**PROVIDED ENTRIES**.
::::

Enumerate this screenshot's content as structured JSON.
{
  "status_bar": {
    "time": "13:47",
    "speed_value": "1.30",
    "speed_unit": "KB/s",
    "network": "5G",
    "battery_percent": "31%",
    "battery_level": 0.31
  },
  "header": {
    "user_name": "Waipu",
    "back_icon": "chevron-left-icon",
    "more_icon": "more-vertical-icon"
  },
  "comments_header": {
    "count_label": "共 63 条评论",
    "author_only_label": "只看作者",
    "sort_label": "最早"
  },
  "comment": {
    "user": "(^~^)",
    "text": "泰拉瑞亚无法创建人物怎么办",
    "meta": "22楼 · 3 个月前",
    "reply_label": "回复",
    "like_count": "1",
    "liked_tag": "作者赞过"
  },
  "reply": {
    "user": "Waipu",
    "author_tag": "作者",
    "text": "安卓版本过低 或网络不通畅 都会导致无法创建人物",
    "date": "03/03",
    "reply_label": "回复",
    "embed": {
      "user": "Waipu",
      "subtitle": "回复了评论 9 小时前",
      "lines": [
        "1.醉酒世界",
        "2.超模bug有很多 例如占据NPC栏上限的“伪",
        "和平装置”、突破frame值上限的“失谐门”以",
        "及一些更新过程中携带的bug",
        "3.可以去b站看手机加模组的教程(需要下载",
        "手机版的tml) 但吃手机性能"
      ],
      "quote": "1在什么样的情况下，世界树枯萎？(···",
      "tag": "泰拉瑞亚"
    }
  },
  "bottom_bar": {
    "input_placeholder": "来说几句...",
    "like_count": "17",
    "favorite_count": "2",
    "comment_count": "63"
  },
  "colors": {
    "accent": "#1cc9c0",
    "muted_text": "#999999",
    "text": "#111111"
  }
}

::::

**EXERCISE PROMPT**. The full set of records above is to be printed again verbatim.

**TASK RESULT**.
Enumerate this screenshot's content as structured JSON.
{
  "status_bar": {
    "time": "13:47",
    "speed_value": "1.30",
    "speed_unit": "KB/s",
    "network": "5G",
    "battery_percent": "31%",
    "battery_level": 0.31
  },
  "header": {
    "user_name": "Waipu",
    "back_icon": "chevron-left-icon",
    "more_icon": "more-vertical-icon"
  },
  "comments_header": {
    "count_label": "共 63 条评论",
    "author_only_label": "只看作者",
    "sort_label": "最早"
  },
  "comment": {
    "user": "(^~^)",
    "text": "泰拉瑞亚无法创建人物怎么办",
    "meta": "22楼 · 3 个月前",
    "reply_label": "回复",
    "like_count": "1",
    "liked_tag": "作者赞过"
  },
  "reply": {
    "user": "Waipu",
    "author_tag": "作者",
    "text": "安卓版本过低 或网络不通畅 都会导致无法创建人物",
    "date": "03/03",
    "reply_label": "回复",
    "embed": {
      "user": "Waipu",
      "subtitle": "回复了评论 9 小时前",
      "lines": [
        "1.醉酒世界",
        "2.超模bug有很多 例如占据NPC栏上限的“伪",
        "和平装置”、突破frame值上限的“失谐门”以",
        "及一些更新过程中携带的bug",
        "3.可以去b站看手机加模组的教程(需要下载",
        "手机版的tml) 但吃手机性能"
      ],
      "quote": "1在什么样的情况下，世界树枯萎？(···",
      "tag": "泰拉瑞亚"
    }
  },
  "bottom_bar": {
    "input_placeholder": "来说几句...",
    "like_count": "17",
    "favorite_count": "2",
    "comment_count": "63"
  },
  "colors": {
    "accent": "#1cc9c0",
    "muted_text": "#999999",
    "text": "#111111"
  }
}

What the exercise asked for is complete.